From the entries that follow, report every line in which "bavieer" occurs.

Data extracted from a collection
--- START ---

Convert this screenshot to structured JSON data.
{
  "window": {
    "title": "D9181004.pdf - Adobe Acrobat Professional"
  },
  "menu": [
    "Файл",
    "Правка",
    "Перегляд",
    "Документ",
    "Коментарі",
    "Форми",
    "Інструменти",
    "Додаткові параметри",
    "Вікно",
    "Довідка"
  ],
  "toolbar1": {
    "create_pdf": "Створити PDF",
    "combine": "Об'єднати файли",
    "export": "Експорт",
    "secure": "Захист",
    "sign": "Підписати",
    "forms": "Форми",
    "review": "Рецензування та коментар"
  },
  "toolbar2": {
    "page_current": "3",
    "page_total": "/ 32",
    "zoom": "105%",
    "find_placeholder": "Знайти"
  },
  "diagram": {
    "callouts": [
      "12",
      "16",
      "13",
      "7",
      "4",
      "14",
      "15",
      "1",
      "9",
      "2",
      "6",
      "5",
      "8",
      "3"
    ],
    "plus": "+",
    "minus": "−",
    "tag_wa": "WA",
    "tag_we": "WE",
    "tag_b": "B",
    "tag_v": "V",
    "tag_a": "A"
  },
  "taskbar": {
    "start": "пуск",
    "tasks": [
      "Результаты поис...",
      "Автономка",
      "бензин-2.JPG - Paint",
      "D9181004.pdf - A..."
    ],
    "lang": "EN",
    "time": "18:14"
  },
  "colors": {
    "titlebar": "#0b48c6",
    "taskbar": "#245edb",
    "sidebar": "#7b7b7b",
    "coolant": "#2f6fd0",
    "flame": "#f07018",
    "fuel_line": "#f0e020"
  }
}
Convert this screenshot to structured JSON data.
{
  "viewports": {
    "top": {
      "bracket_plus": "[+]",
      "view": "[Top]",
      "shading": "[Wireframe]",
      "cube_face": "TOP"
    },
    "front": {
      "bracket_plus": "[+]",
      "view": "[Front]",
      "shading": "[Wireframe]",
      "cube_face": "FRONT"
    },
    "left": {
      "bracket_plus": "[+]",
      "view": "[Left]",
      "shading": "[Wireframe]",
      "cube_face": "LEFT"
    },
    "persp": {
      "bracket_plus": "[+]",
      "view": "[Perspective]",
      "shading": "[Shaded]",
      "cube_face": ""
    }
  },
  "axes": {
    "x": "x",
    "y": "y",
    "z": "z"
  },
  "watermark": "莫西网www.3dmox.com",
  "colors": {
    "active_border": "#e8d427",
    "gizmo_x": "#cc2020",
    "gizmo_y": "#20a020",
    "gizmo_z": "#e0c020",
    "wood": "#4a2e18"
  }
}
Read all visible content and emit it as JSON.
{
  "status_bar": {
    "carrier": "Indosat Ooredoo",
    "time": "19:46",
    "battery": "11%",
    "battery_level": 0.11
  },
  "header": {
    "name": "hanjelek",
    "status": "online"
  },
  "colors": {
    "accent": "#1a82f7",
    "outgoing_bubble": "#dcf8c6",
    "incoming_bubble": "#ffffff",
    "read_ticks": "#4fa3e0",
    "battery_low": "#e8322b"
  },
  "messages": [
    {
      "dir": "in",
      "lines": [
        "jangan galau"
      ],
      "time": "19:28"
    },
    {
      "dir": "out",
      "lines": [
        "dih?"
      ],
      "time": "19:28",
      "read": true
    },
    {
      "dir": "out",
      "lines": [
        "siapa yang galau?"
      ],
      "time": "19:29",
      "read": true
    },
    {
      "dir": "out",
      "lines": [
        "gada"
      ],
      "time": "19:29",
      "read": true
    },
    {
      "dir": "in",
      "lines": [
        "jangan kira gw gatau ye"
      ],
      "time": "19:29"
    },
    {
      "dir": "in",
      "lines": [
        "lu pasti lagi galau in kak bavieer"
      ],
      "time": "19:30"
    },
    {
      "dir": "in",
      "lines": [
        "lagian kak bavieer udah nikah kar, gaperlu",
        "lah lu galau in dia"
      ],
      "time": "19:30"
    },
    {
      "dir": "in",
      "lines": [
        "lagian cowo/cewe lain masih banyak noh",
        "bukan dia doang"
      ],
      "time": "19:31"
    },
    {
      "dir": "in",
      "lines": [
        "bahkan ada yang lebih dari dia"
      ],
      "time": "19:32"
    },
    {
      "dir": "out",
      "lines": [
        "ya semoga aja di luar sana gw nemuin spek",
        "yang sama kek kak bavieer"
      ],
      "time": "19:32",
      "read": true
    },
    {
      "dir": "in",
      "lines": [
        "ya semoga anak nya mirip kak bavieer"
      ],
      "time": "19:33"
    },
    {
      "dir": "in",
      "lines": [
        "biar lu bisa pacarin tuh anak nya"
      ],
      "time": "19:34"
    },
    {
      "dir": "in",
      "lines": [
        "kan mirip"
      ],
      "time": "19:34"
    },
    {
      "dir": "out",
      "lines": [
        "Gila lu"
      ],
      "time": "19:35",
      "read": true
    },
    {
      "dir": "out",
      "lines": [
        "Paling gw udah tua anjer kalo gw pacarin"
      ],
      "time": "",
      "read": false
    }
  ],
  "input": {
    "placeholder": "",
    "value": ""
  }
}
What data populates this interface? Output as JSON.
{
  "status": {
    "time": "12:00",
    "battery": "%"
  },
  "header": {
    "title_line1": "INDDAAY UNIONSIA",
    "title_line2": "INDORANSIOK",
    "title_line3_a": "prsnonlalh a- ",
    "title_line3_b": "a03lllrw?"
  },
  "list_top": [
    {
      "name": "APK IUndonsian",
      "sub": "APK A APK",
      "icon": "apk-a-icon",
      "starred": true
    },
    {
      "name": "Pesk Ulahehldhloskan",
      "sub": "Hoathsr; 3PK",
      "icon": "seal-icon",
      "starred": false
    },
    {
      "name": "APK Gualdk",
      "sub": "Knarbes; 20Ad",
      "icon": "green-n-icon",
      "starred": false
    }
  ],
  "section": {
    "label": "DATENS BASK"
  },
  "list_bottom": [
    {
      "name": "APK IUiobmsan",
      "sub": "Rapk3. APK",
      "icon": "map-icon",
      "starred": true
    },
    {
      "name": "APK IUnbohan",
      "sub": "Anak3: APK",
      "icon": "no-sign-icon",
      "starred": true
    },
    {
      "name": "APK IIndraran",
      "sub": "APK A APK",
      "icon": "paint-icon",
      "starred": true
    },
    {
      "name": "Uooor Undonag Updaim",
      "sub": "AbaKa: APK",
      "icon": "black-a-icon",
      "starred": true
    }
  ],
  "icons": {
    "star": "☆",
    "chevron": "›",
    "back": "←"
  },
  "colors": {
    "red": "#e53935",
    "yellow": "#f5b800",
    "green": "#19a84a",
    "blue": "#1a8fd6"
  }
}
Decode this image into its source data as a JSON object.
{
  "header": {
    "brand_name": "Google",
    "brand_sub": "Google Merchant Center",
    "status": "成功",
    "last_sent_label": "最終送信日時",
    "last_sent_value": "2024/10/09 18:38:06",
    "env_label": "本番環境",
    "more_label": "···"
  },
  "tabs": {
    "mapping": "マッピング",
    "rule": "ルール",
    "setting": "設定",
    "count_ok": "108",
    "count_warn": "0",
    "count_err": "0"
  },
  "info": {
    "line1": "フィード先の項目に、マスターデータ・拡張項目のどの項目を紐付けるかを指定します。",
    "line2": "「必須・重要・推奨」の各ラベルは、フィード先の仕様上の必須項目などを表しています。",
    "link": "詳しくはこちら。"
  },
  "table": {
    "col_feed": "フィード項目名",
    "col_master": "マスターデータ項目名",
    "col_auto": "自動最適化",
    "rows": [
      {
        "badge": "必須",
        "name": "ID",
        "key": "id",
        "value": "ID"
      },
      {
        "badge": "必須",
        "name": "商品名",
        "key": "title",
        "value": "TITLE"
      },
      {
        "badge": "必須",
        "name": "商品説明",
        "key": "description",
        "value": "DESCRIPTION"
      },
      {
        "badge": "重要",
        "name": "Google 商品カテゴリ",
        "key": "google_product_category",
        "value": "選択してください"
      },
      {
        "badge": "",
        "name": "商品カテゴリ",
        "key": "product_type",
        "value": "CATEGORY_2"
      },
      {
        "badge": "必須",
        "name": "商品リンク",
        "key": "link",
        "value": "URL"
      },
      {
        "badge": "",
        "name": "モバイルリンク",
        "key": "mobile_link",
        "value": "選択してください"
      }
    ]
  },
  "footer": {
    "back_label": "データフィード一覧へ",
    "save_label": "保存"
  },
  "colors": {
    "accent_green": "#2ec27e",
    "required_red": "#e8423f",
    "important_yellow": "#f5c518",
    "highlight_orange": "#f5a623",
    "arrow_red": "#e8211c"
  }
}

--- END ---

» **Output of the exercise**:
        "lu pasti lagi galau in kak bavieer"
        "lagian kak bavieer udah nikah kar, gaperlu",
        "yang sama kek kak bavieer"
        "ya semoga anak nya mirip kak bavieer"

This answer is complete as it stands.